three count, but decides against it, and lifts him up at two, declaring that he wants Sid instead. Sid opts to take a hike down the aisle instead of confronting his rival, and this is the last straw for Philly fans, who pelt trash on him on his way to the back. Diesel drops an elbow (this time he's a man about it) on a defenseless Tatanka and covers for the win at 17:35. *1/4 The epic Sid/Diesel blowoff will have to wait for another day, as the fans that ordered this show were even cheated out of seeing the Diesel/Sid issue resolved. Yes, welcome to the age of monthly PPV's, as we now have the main event for the next In Your House in July set up already.

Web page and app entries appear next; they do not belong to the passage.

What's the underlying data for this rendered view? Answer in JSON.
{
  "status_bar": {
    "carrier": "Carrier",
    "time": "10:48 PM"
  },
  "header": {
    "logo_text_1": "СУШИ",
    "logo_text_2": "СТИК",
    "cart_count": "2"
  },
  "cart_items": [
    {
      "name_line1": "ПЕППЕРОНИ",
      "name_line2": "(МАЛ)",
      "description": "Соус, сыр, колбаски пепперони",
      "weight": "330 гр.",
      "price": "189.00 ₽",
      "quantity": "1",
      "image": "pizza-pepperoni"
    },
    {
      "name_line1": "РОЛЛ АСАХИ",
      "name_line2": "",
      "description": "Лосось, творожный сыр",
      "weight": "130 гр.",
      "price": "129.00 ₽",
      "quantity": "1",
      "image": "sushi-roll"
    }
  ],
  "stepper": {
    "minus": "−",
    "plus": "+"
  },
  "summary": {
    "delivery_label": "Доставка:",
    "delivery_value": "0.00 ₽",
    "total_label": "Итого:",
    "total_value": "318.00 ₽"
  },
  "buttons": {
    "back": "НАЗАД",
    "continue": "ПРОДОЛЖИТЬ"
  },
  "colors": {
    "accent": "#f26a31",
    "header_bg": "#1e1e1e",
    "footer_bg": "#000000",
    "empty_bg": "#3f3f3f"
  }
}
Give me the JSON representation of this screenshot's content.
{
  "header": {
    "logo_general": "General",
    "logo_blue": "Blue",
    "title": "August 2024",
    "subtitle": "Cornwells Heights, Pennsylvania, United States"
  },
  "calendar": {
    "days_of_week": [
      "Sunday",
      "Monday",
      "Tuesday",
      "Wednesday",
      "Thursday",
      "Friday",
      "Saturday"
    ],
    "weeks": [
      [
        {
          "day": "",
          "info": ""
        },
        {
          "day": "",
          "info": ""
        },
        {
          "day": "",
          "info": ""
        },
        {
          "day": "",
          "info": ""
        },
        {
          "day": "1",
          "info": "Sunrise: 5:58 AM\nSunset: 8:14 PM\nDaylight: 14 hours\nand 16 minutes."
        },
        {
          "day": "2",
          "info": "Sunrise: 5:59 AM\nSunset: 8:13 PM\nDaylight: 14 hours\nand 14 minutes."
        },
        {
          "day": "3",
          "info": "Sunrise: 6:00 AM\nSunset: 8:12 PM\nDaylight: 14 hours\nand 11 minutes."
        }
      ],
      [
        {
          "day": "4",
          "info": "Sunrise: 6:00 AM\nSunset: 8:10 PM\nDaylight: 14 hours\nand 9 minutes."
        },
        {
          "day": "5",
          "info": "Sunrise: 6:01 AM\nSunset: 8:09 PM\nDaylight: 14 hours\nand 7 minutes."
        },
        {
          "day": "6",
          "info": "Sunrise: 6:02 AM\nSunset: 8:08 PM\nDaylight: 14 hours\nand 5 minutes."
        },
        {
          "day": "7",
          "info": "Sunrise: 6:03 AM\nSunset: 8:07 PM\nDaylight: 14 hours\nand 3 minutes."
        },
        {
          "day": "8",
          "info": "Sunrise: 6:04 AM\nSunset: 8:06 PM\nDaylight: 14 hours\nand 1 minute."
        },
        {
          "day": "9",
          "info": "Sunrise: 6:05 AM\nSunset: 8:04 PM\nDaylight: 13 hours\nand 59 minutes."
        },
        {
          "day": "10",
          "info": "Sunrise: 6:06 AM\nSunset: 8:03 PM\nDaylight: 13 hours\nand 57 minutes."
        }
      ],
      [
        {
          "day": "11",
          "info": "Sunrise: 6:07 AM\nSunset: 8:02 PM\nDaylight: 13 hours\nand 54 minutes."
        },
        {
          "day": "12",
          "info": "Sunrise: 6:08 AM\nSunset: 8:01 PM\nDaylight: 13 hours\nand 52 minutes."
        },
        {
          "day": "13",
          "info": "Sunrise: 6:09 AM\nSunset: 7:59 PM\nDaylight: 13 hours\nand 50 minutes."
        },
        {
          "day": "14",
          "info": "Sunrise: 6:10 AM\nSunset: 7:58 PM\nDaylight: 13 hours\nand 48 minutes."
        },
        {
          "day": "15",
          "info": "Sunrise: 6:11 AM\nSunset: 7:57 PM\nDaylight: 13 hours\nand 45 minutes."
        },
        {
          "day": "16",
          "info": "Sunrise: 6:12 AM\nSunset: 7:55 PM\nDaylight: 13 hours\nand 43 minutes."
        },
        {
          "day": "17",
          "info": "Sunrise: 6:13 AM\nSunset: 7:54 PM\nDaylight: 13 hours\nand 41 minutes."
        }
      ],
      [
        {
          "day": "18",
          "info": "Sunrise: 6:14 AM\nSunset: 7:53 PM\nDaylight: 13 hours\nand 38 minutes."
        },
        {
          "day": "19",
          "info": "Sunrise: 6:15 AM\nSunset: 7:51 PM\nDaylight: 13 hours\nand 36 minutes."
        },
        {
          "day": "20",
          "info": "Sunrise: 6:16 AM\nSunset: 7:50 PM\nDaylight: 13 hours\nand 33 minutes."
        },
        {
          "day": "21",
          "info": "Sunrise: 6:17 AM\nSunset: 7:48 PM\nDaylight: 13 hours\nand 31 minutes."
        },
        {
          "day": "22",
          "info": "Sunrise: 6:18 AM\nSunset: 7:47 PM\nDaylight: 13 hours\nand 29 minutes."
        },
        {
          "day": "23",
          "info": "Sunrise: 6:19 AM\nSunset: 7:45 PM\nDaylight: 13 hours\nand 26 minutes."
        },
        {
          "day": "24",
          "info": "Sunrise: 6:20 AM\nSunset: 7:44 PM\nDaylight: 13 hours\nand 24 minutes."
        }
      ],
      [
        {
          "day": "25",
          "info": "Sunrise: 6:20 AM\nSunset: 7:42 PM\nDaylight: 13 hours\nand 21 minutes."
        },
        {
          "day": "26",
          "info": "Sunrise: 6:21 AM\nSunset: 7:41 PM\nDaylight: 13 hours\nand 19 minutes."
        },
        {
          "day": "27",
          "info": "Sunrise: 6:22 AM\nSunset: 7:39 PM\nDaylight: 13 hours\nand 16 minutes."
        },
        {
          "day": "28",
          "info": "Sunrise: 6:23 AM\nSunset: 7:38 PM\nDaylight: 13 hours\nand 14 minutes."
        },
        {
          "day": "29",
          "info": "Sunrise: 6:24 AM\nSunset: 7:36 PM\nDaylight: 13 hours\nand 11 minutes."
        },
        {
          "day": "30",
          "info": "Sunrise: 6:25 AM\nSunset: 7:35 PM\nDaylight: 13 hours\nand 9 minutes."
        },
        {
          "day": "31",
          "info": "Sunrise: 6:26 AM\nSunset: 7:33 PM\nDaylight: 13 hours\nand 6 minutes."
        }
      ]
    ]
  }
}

Top to bottom, this has to be considered one of the most boring and lackluster PPV's the WWF has ever put together. There was nothing redeeming about it any way. They sacrificed an entire tournament for the sake of swerving a crowd and the result was not a good one. Call it an important lesson. The tournament was screwed up six ways from Sunday, the main event was a tag match where the WWF Champion pinned someone that hadn't been over in two years, and we didn't even get any good matches since all the top workers were involved with subpar ones; Shawn with Kama, Bret with Lawler, and even the Undertaker with Mabel. And Owen Hart and Jeff Jarrett were left off the card. A bad show, as the Mabel experiment fails before it even starts. It wouldn't end for two more months, but luckily Shawn Michaels saves the next two PPV's.
King Of The Ring 1995 Key Stats Matches: 8
Total Wrestling: 83:48
Average Match: 10:29
Average Match Rating: *1/4
Top Moments: Um... well, I enjoyed the crowd becoming unruly at the realization that Mabel was their King Of The Ring. And anytime Bret Hart is on my screen, it's a good thing. Other than that, I can't think of much except for Dok's two funny bits over a three hour span, a ratio which in itself isn't much of one.